── RECORDS

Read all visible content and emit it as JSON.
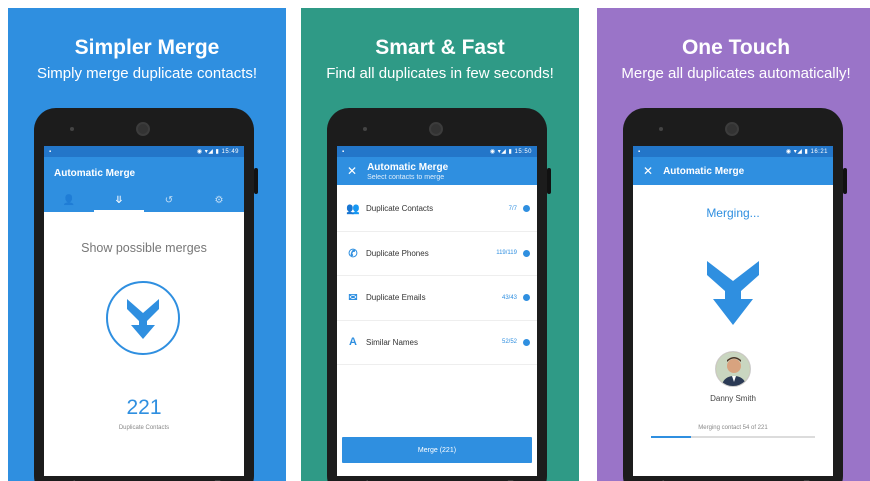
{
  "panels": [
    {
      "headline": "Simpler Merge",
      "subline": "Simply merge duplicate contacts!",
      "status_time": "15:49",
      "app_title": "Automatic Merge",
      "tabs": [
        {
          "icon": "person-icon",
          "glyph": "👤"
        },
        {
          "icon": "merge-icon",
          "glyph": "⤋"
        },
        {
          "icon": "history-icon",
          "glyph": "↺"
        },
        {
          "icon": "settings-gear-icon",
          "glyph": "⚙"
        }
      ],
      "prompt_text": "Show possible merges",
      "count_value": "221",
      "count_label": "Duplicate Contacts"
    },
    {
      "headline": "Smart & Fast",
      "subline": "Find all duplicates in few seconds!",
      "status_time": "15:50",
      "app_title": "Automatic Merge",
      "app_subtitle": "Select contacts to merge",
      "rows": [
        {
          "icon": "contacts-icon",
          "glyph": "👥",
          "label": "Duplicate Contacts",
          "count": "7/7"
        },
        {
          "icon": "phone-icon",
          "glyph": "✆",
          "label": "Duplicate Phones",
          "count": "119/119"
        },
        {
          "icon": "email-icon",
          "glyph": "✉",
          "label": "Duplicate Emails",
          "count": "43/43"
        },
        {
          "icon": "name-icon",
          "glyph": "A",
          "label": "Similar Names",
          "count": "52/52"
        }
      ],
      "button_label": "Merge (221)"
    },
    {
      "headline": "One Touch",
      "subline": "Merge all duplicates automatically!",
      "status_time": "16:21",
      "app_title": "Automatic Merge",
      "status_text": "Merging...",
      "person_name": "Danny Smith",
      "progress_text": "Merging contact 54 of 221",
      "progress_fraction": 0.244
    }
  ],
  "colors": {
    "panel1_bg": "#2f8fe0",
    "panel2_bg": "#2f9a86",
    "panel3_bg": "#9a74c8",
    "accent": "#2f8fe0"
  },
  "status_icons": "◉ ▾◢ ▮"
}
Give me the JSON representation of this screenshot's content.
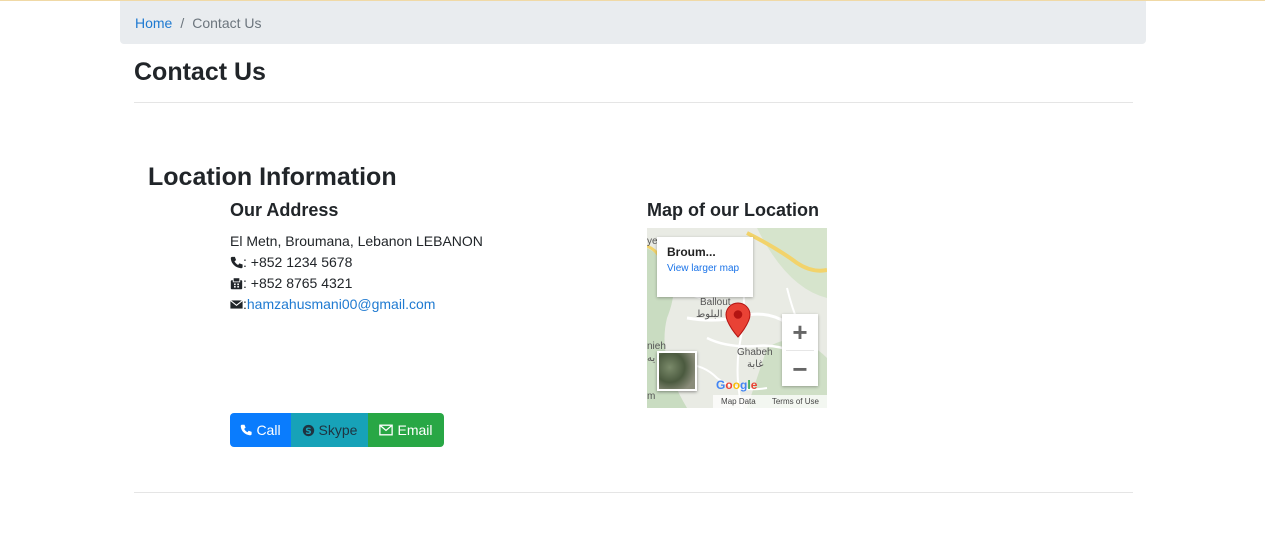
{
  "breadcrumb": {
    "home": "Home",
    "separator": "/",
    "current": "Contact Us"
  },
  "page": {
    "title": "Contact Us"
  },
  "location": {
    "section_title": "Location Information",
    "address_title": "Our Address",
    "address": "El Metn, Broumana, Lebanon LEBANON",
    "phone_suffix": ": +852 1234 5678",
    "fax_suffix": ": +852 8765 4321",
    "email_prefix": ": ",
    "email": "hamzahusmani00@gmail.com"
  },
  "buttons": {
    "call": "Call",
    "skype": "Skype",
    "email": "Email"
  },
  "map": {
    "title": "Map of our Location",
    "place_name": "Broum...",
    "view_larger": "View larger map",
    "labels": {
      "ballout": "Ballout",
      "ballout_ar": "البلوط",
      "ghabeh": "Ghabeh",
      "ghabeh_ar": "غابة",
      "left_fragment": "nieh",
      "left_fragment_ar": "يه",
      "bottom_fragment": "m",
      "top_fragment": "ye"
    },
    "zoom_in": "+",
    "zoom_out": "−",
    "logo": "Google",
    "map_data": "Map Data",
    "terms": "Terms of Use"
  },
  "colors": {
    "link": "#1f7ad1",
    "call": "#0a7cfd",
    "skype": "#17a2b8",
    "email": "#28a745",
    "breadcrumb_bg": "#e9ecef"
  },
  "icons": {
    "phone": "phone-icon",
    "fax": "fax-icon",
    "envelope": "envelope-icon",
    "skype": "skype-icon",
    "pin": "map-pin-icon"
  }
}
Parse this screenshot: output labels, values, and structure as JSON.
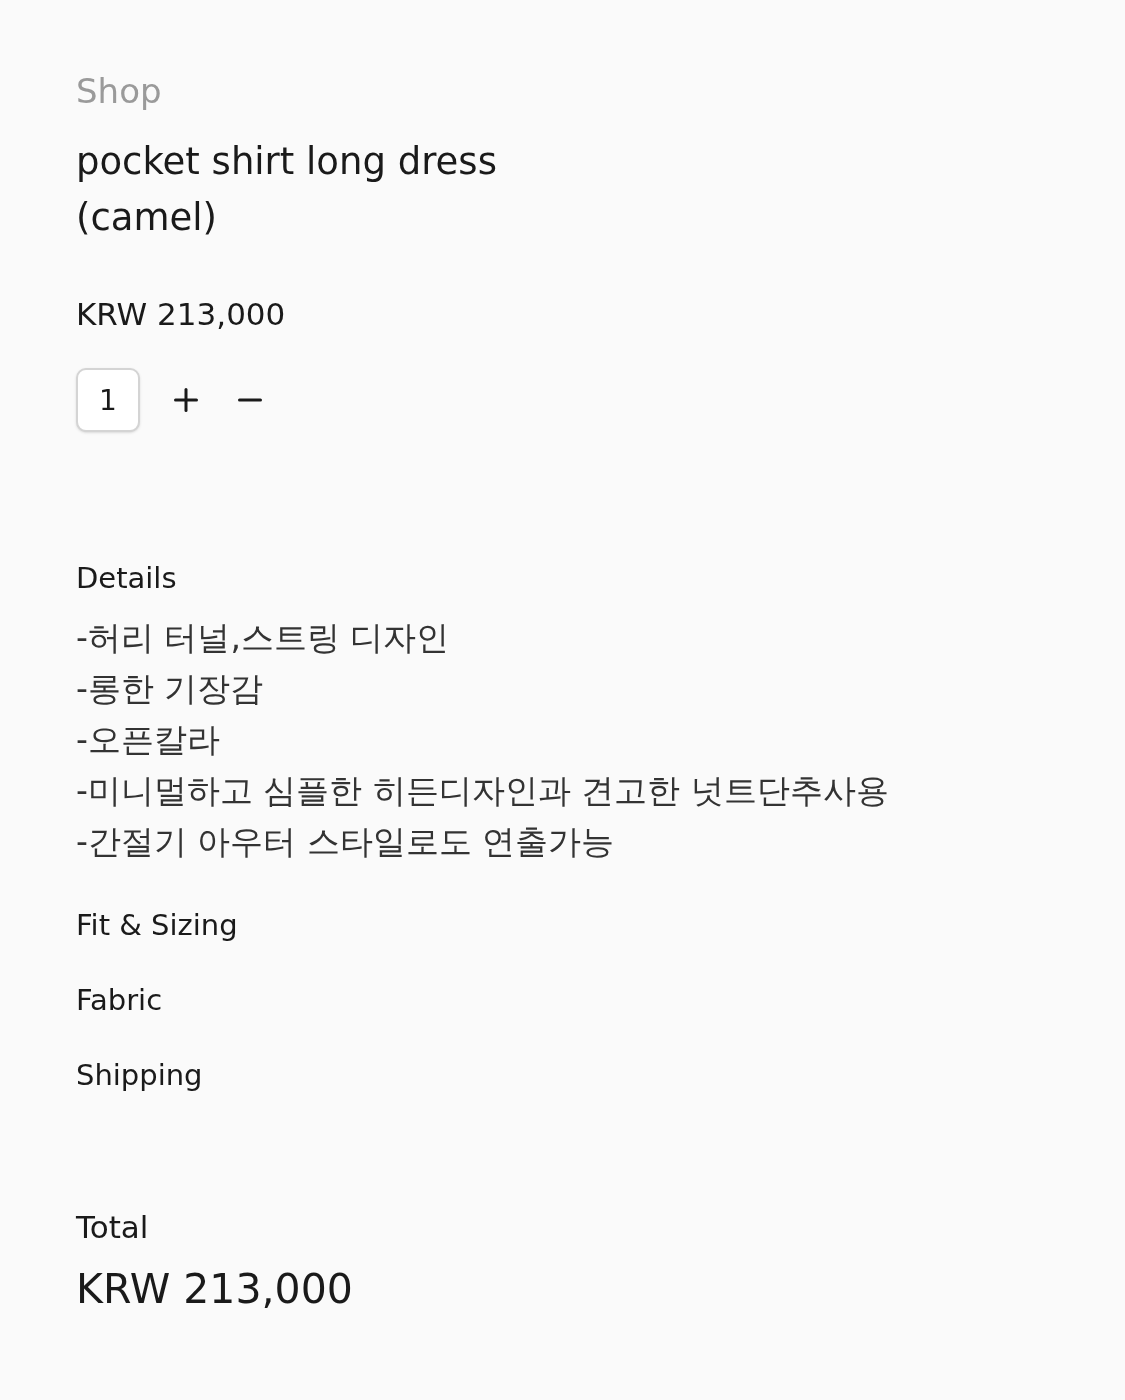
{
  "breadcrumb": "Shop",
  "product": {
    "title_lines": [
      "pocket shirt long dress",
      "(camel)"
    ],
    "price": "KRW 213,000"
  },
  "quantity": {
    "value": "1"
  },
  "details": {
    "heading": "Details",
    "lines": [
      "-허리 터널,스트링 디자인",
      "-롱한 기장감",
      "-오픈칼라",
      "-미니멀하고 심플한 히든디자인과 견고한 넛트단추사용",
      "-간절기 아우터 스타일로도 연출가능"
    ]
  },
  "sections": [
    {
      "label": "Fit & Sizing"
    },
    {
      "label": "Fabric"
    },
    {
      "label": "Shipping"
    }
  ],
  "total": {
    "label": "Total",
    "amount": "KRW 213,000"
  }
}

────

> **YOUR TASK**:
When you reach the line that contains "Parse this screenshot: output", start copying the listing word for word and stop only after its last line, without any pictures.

> **WRITTEN ANSWER**:
Parse this screenshot: output labels, values, and structure as JSON.
{
  "breadcrumb": "Shop",
  "product": {
    "title_lines": [
      "pocket shirt long dress",
      "(camel)"
    ],
    "price": "KRW 213,000"
  },
  "quantity": {
    "value": "1"
  },
  "details": {
    "heading": "Details",
    "lines": [
      "-허리 터널,스트링 디자인",
      "-롱한 기장감",
      "-오픈칼라",
      "-미니멀하고 심플한 히든디자인과 견고한 넛트단추사용",
      "-간절기 아우터 스타일로도 연출가능"
    ]
  },
  "sections": [
    {
      "label": "Fit & Sizing"
    },
    {
      "label": "Fabric"
    },
    {
      "label": "Shipping"
    }
  ],
  "total": {
    "label": "Total",
    "amount": "KRW 213,000"
  }
}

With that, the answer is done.